I recently remotely attended my second meeting of the FCC’s Technological Advisory Council (slides but no video archives). The chairs of four working groups created at the first TAC meeting (Critical Transitions; IPv6; Broadband Infrastructure Deployment; and Sharing Opportunities) presented their interim results. The FCC then issued a set of “TAC recommendations” (which the TAC never saw); it is mostly a wish list from industry to the FCC. Ironically, IPv6 did not appear anywhere in the recommendations, despite being the most popular topic at the first TAC meeting last November, and despite us running out of IPv4 addresses since the last TAC meeting. But the TAC’s IPv6 WG did commit to (on slide 53) delivering a report by November 2011 on what the FCC could or should do to help promote IPv6 deployment. Specifically, the WG has the following charter:
Amidst the recent political unrest in the Middle East, researchers have observed significant changes in Internet traffic and connectivity. In this article we tap into a previously unused source of data: unsolicited Internet traffic arriving from Libya. The traffic data we captured shows distinct changes in unsolicited traffic patterns since 17 February 2011.
Most of the information already published about Internet connectivity in the Middle East has been based on four types of data:
I post this article to describe the results of my five month visit to CAIDA and UC San Diego, and to thank the organizations that collaborated to make this work possible.
- CAIDA welcomed me as a visitor to UCSD’s renowned San Diego Supercomputer Center, to work on a new tool for Internet data visualization which we are calling “Caidagram”;
- RIPE NCC sponsored my visit at CAIDA, part of their continual efforts to cooperate with top Internet research groups in the world;

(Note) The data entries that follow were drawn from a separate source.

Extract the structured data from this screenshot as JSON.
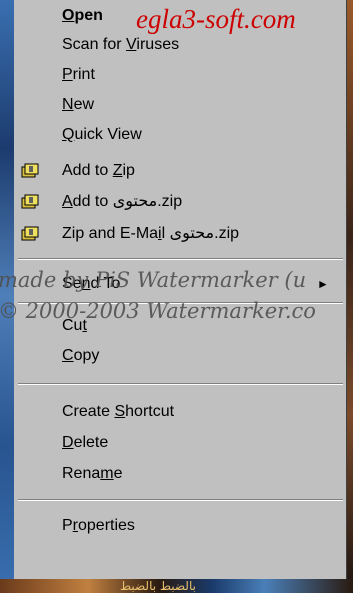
{
  "background": {
    "bottom_text": "بالضبط بالضبط"
  },
  "watermarks": {
    "top": "egla3-soft.com",
    "line1": "made by PiS Watermarker (u",
    "line2": "© 2000-2003 Watermarker.co"
  },
  "menu": {
    "items": [
      {
        "key": "open",
        "pre": "",
        "acc": "O",
        "post": "pen",
        "bold": true,
        "icon": ""
      },
      {
        "key": "scan",
        "pre": "Scan for ",
        "acc": "V",
        "post": "iruses",
        "bold": false,
        "icon": ""
      },
      {
        "key": "print",
        "pre": "",
        "acc": "P",
        "post": "rint",
        "bold": false,
        "icon": ""
      },
      {
        "key": "new",
        "pre": "",
        "acc": "N",
        "post": "ew",
        "bold": false,
        "icon": ""
      },
      {
        "key": "quickview",
        "pre": "",
        "acc": "Q",
        "post": "uick View",
        "bold": false,
        "icon": ""
      },
      {
        "key": "addzip",
        "pre": "Add to ",
        "acc": "Z",
        "post": "ip",
        "bold": false,
        "icon": "winzip-icon"
      },
      {
        "key": "addtozipname",
        "pre": "",
        "acc": "A",
        "post": "dd to محتوى.zip",
        "bold": false,
        "icon": "winzip-icon"
      },
      {
        "key": "zipemail",
        "pre": "Zip and E-Ma",
        "acc": "i",
        "post": "l محتوى.zip",
        "bold": false,
        "icon": "winzip-icon"
      },
      {
        "key": "sendto",
        "pre": "Se",
        "acc": "n",
        "post": "d To",
        "bold": false,
        "icon": ""
      },
      {
        "key": "cut",
        "pre": "Cu",
        "acc": "t",
        "post": "",
        "bold": false,
        "icon": ""
      },
      {
        "key": "copy",
        "pre": "",
        "acc": "C",
        "post": "opy",
        "bold": false,
        "icon": ""
      },
      {
        "key": "shortcut",
        "pre": "Create ",
        "acc": "S",
        "post": "hortcut",
        "bold": false,
        "icon": ""
      },
      {
        "key": "delete",
        "pre": "",
        "acc": "D",
        "post": "elete",
        "bold": false,
        "icon": ""
      },
      {
        "key": "rename",
        "pre": "Rena",
        "acc": "m",
        "post": "e",
        "bold": false,
        "icon": ""
      },
      {
        "key": "properties",
        "pre": "P",
        "acc": "r",
        "post": "operties",
        "bold": false,
        "icon": ""
      }
    ],
    "submenu_arrow": "►"
  }
}
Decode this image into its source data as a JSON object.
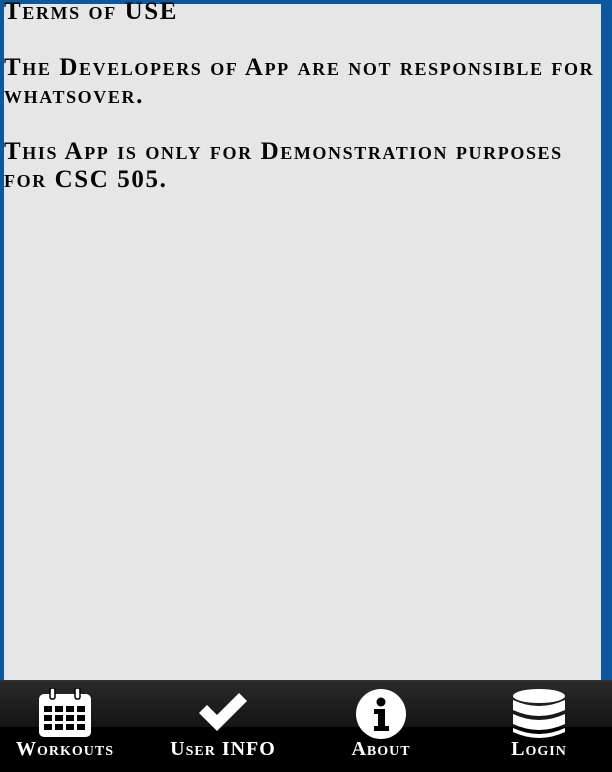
{
  "content": {
    "title": "Terms of USE",
    "paragraph_1": "The Developers of App are not responsible for whatsover.",
    "paragraph_2": "This App is only for Demonstration purposes for CSC 505."
  },
  "tabbar": {
    "tabs": [
      {
        "label": "Workouts",
        "icon": "calendar-icon"
      },
      {
        "label": "User INFO",
        "icon": "checkmark-icon"
      },
      {
        "label": "About",
        "icon": "info-icon"
      },
      {
        "label": "Login",
        "icon": "database-icon"
      }
    ]
  },
  "colors": {
    "frame": "#0b58a0",
    "content_bg": "#e6e6e6",
    "tabbar_bg": "#000000",
    "text": "#050505",
    "tab_text": "#ffffff"
  }
}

- Roma Tre is the University where I started a PhD program with the Compunet research group, after obtaining my Master’s degree accompanied by an internship held at the RIPE NCC.
Last month I submitted two proposals to the National Cyber Leap Year call for input from the U.S. Networking Information Technology Research and Development (NITRD) Program. I submitted two ideas, the International Bureau of Internet Statistics, and Cooperative Measurement and Modeling of Open Networked Systems (COMMONS, a two-year old idea). The Bureau of Internet Statistics still strikes some as batty, but over the holidays I caught up on some panicky OECD state-of-malware-landscape papers on how uninformed we are and how little data we have, while the only concrete recommendation in the “ITU’s study on the financial aspects of network security: malware and spam” report was
Although the financial aspects of malware and spam are increasingly documented, serious gaps and inconsistencies exist in the available information. This sketchy information base also complicates finding meaningful and effective responses. For this reason, more systematic efforts to gather more reliable information would be highly desirable.
i gave a (faster, less understandable) version of this talk (pdf or slides+audio quicktime) at the October 2008 ARIN meeting in Los Angeles (original October version) and again to ISOC’s advisory council meeting in November. motivation: the end of the current addressing architecture, with scant understanding of how to retain all its positive features in the face of inevitable change. a topic i worry about more each year.
(peter cincotti sings as if we knows what we’re going through.)
CAIDA, ISC, OARC, and The Measurement Factory managed to repeat our annual Day in the Life of the Internet data collection experiment this year — using a 2-day window of 18-19 March 2008. As with last year’s DITL (DITL2007 announcement, DITL2007 summary), we tried to capture a complete 48-hour interval of traffic to as many DNS root nameservers as could participate, and also invited other data providers to participate on terms compatible with their data sharing policies. if you engage in ongoing measurement of an operational network, and collected data for some or all of 18-19 mar 2008, it’s not too late to contribute data or metadata to DITL2008!